5 Small Ways To Do More With Less

One way to improve your bottom line is to increase efficiency. That means getting more mileage out of the same (or fewer) resources. Some business owners look for that one big thing to become more efficient. But often it’s the smaller changes that together add up to bigger savings. Here are five smaller ways to help you do more with less. In a year when businesses are squeezed for resources, see if they might add up to an improved bottom line.

Know Your BMI (Business Mass Index)

Inefficiency is the “fat” of businesses. So to get fit, you need to know how lean your business is. That’s why it’s important to have measurements in place to identify inefficiencies. Start with your key performance indicators. These are the essential drivers of your bottom line.

Say one of your indicators is the number of repeat sales from online customers. A beginning measurement might be to look at the response you get from emails targeting this group. If the measurement goes down, ask yourself, “What’s getting in the way of achieving that goal?” The answer will help you address this inefficiency. The key is to regularly review key measurements like this.

Delegate the small stuff.

Think about how you spend your time. Are you working in or running your business? Owners need time for their strategic responsibilities.

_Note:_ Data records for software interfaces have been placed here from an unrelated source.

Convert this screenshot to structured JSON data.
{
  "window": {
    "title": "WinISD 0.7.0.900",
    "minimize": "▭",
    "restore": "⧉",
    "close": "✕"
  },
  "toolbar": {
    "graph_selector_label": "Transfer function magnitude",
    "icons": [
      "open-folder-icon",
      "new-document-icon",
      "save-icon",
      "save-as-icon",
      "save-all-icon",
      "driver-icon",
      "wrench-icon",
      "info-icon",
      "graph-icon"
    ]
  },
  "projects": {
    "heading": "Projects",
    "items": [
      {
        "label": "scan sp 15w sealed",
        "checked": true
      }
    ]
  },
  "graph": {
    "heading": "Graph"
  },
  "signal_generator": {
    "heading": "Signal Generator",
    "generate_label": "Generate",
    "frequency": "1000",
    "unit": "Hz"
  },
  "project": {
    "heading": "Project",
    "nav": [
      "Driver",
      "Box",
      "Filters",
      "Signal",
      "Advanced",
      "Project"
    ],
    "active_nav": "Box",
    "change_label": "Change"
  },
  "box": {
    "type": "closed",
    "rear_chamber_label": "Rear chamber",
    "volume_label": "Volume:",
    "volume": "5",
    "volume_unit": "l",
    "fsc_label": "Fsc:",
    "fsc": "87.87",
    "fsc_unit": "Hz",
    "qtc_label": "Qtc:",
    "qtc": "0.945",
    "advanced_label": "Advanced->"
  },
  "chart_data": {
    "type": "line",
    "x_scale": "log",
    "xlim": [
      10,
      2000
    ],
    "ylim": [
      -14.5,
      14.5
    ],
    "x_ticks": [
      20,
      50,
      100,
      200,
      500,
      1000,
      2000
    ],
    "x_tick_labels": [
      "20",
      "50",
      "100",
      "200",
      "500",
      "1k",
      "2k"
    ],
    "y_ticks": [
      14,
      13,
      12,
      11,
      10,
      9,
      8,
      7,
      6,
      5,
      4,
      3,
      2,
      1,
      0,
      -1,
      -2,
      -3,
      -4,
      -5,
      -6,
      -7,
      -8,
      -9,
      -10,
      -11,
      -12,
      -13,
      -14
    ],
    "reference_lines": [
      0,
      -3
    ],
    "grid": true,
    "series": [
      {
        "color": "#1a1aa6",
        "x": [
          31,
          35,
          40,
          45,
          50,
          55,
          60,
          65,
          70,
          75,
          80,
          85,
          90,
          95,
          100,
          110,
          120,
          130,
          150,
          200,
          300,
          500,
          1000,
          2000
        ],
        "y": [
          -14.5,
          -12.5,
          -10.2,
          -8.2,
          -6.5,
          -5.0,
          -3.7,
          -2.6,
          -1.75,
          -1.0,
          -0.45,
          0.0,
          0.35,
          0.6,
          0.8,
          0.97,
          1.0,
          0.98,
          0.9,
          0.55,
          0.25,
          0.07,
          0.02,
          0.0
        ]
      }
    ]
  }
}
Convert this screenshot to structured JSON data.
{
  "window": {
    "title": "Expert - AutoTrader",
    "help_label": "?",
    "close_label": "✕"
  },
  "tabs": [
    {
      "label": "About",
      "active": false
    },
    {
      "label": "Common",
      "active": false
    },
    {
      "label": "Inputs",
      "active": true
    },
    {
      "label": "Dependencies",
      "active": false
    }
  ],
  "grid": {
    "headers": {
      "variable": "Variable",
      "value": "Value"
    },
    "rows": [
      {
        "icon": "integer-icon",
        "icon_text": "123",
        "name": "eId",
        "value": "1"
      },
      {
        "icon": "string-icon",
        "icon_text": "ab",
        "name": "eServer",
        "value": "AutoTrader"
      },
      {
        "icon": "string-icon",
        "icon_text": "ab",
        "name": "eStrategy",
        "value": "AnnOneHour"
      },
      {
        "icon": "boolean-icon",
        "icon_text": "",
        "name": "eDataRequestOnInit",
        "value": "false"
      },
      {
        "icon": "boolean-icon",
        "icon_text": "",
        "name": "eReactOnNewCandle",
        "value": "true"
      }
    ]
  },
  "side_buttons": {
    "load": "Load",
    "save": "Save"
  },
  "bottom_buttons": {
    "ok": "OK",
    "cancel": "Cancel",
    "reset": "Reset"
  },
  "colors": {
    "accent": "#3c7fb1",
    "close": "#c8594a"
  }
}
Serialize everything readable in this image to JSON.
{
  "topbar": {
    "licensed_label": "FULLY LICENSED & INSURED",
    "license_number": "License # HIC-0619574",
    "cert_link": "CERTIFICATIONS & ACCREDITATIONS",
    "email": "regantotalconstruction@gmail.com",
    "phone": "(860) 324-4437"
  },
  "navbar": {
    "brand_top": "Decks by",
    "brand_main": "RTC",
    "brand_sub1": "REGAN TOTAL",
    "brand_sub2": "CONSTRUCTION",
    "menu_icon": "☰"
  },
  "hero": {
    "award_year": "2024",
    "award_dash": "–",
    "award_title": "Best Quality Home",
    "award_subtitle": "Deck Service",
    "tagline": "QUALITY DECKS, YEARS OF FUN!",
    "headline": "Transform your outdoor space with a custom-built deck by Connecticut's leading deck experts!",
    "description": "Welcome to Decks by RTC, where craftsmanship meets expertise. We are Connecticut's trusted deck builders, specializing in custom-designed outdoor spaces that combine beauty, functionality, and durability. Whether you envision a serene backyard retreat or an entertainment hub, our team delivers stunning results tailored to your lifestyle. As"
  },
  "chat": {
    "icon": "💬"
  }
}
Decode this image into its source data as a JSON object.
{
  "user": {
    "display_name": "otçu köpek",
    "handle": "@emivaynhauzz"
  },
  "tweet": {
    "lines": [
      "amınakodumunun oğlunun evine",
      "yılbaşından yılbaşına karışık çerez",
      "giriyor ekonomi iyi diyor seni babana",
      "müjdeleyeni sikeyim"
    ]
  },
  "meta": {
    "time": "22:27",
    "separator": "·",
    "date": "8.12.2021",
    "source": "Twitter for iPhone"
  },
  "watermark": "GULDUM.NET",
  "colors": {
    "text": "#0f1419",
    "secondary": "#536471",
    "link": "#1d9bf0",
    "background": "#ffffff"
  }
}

Delegating the day-to-day tasks helps you be more efficient with time. That frees you to focus on these higher-value activities.

Delegation can take several forms. If you have staff, they can perform selected tasks that you do now. It frees your time and helps them develop new skills. That can be a big motivator for employees. But even if you have no staff, you can outsource some functions, especially those areas where you have the least skill. For example, some businesses outsource the management of their Wi-Fi network.

Let tech work its magic.

In today’s world, there’s an app for almost anything. And if there isn’t, one is coming soon. Productivity apps are designed to help small businesses reduce the time it takes for them to do everyday tasks.

For example, it’s labor intensive to record and catalog your business expenses for tax purposes. Expense tracking apps help you do it with less effort. Just snap a picture of your receipt using your phone. It automatically scans to find the amount and type of expense, then records it in a spreadsheet that you can email to your accountant. No more shoeboxes of receipts. Here’s Business News Daily’s top 10 review of expense trackers.

Focus on eliminating or reducing interruptions.

A University of California study reports it takes people 23 minutes and 15 seconds to recover from a distraction and get back on task. Multiply that by the number of times you’re interrupted in a day and you’ve racked up a significant block of inefficiency.

One way to combat that is simple time management. For example, how often do you check emails? One source says nearly half check it 6-20 times a day, each time interrupting your work flow. By scheduling email time, you limit those distractions. Another idea is to turn off sound notifications every time you get an email. That eliminates the temptation to constantly check your email.

Tap your network for ideas.

Sometimes you have to step outside to get a better look at what’s inside your business. Your fellow small business owners can help you do that. Many have encountered (and solved) a similar problem and can let you in on best practices. Groups like your local Chamber of Commerce or SCORE offer networking opportunities to help tap this knowledge.

Don’t forget two of your best networks, your employees and customers. Both groups know your business better than anyone. So ask them where you could be doing things better. Some businesses create incentive programs that reward people for money-saving ideas.

Efficiency is often achieved in steps, not bounds. Look for incremental ways to do more with less. Consider whether these ideas might be a place to start.